When innocent people get killed, it’s about the worst feeling in the world. We should be morally outraged. In fact, while some deaths are justified, they shouldn’t be what we wish. In a prayer with me last night, a little kid requested, “God, please make bad people into good people so that they can be our friends.”
That’s a great prayer. It’s what we should want. We should desire redemption while it is possible, and remember that where there is life, there is hope.
What we can’t let happen is the mob mentality that takes over, when we see a truly terrible person have something bad happen to them due to their own actions, and we desire pain to be inflicted on the innocent. When that happens, it’s indicative of a society that wants to have dominance over others, rather than justice and mercy.
Recently, a man convicted of sexual assault returned to a victim, and the outcome was horrible. Elsewhere, a man convicted of stabbing four people tried to stab law enforcement and tragically died. In both cases, there was an uproar against the officers, and officers in general. Following those events, an attempted execution on two unrelated officers took place on the other side of the country. Some people cheered, hoping that the officers would die from their wounds. It is as impossible to say that all officers are good people as it is to say that the attempted execution was a good thing.
In these times I am reminded of Jesus. When He was hauled before the Romans, Pilate offered to free any one person that the Jews chose. The Jewish people were incensed by Jesus, who was innocent, and demanded that the Romans free Barabbas.

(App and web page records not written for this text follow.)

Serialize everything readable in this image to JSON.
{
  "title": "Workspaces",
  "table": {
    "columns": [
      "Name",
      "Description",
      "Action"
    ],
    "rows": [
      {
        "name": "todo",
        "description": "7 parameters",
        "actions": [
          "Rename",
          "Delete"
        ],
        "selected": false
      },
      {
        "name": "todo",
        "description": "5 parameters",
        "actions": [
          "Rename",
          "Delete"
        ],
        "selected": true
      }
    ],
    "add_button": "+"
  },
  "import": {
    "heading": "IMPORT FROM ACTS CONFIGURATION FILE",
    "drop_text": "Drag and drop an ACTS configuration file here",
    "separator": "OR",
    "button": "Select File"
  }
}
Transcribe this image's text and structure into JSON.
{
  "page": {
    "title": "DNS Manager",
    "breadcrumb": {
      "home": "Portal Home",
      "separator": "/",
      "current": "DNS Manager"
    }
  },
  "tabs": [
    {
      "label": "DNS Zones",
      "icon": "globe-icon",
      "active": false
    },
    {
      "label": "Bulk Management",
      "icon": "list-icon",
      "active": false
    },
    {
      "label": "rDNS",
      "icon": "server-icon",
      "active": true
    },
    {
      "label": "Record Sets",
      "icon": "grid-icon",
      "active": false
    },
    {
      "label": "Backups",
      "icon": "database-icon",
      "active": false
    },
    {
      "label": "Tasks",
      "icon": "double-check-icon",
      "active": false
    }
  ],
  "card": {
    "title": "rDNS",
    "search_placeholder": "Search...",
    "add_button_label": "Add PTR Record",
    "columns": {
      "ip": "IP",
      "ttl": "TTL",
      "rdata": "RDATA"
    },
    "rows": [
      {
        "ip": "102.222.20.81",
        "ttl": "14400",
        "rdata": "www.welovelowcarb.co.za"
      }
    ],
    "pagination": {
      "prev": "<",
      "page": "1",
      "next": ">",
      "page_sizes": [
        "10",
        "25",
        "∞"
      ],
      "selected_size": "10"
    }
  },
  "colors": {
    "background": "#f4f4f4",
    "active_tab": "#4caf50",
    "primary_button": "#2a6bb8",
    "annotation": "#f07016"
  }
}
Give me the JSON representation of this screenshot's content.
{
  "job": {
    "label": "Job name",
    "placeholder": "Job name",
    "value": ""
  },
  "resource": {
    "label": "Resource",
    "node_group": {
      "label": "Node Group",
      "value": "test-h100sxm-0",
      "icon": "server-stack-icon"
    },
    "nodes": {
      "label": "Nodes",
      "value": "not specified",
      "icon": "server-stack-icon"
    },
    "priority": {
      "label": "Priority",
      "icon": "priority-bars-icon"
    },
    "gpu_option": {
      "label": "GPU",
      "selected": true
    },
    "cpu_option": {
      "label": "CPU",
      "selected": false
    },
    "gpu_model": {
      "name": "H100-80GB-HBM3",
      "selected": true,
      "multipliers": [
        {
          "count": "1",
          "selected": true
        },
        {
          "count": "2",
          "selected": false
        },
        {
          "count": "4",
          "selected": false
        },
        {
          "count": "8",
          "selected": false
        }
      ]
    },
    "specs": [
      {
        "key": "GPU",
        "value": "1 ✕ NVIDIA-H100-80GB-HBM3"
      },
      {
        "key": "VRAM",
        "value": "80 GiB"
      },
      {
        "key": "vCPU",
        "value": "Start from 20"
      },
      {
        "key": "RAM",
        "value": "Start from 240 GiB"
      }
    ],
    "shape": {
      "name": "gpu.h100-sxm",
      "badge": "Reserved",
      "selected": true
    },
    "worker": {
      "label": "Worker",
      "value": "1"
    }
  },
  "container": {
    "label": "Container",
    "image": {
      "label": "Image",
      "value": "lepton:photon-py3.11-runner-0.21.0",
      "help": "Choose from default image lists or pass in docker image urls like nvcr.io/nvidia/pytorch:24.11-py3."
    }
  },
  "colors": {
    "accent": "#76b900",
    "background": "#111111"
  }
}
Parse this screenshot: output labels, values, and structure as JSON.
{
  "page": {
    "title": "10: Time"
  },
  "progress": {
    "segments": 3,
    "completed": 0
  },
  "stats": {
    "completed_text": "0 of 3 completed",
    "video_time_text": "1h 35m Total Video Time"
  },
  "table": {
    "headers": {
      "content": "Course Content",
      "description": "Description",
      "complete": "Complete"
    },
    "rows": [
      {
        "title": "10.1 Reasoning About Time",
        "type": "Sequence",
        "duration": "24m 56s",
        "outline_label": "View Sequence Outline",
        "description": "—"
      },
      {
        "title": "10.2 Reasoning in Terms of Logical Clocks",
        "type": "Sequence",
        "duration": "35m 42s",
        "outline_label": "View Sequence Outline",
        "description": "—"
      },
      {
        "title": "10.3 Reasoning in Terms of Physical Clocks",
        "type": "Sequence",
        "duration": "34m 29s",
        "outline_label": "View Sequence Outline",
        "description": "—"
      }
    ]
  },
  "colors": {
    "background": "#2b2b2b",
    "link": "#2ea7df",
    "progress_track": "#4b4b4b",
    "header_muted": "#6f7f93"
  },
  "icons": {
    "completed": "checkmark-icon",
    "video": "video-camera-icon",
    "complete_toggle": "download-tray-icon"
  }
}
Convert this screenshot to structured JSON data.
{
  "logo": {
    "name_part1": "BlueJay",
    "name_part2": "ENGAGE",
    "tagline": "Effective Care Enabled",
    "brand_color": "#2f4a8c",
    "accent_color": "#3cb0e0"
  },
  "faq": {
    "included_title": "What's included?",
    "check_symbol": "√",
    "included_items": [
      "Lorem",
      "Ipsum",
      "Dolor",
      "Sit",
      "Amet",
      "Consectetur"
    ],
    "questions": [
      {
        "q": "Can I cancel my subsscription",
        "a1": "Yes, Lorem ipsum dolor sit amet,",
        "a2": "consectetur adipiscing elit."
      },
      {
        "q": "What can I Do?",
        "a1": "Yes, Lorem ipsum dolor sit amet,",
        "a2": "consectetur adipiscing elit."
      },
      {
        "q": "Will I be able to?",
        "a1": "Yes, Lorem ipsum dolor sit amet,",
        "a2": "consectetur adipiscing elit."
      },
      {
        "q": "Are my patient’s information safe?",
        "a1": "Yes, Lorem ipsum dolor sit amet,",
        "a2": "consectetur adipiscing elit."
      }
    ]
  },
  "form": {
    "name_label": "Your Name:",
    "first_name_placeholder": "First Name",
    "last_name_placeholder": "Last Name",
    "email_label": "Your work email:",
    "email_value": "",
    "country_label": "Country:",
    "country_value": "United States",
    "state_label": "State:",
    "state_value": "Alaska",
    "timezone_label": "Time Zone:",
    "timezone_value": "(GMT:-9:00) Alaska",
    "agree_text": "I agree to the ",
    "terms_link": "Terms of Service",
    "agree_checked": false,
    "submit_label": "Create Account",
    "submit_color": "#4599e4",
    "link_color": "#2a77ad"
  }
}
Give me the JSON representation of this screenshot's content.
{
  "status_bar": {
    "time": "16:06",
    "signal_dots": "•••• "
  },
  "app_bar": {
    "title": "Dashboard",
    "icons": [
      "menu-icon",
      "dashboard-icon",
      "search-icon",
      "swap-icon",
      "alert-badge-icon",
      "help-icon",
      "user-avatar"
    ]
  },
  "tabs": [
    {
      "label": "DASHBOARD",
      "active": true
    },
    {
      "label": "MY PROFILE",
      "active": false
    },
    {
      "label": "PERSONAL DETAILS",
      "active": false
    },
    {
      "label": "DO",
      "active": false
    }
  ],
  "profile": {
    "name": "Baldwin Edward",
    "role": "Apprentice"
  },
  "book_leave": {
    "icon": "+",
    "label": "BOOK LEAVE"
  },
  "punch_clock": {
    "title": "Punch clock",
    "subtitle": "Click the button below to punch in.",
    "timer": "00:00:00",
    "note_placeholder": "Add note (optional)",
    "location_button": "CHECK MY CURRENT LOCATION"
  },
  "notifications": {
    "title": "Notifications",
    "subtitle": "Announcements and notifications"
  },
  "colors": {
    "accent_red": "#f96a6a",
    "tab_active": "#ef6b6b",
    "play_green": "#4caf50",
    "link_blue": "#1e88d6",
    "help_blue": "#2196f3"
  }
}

Barabbas “had been imprisoned with the insurrectionists who had committed murder in the insurrection,” yet it was this murderer for whom the crowd chanted. (Mark 15:6-15)
When we get caught up in the madness of crowds* and the desire to accomplish goals sans nuance, we often end up abandoning wisdom and justice. I have been guilty of this. It’s one of the most wildly difficult things to combat, and it’s easiest to fight by getting to know others at the personal level.
*Dr. Dan Ariely’s studies have shown that crowds, even with command structure, are by no means more rational than individuals, and often are in fact less rational. (The Honest Truth About Dishonesty: How We Lie to Everyone, Especially Ourselves, p. 50-54; see also Douglas Murray’s The Madness of Crowds: Gender, Race and Identity.)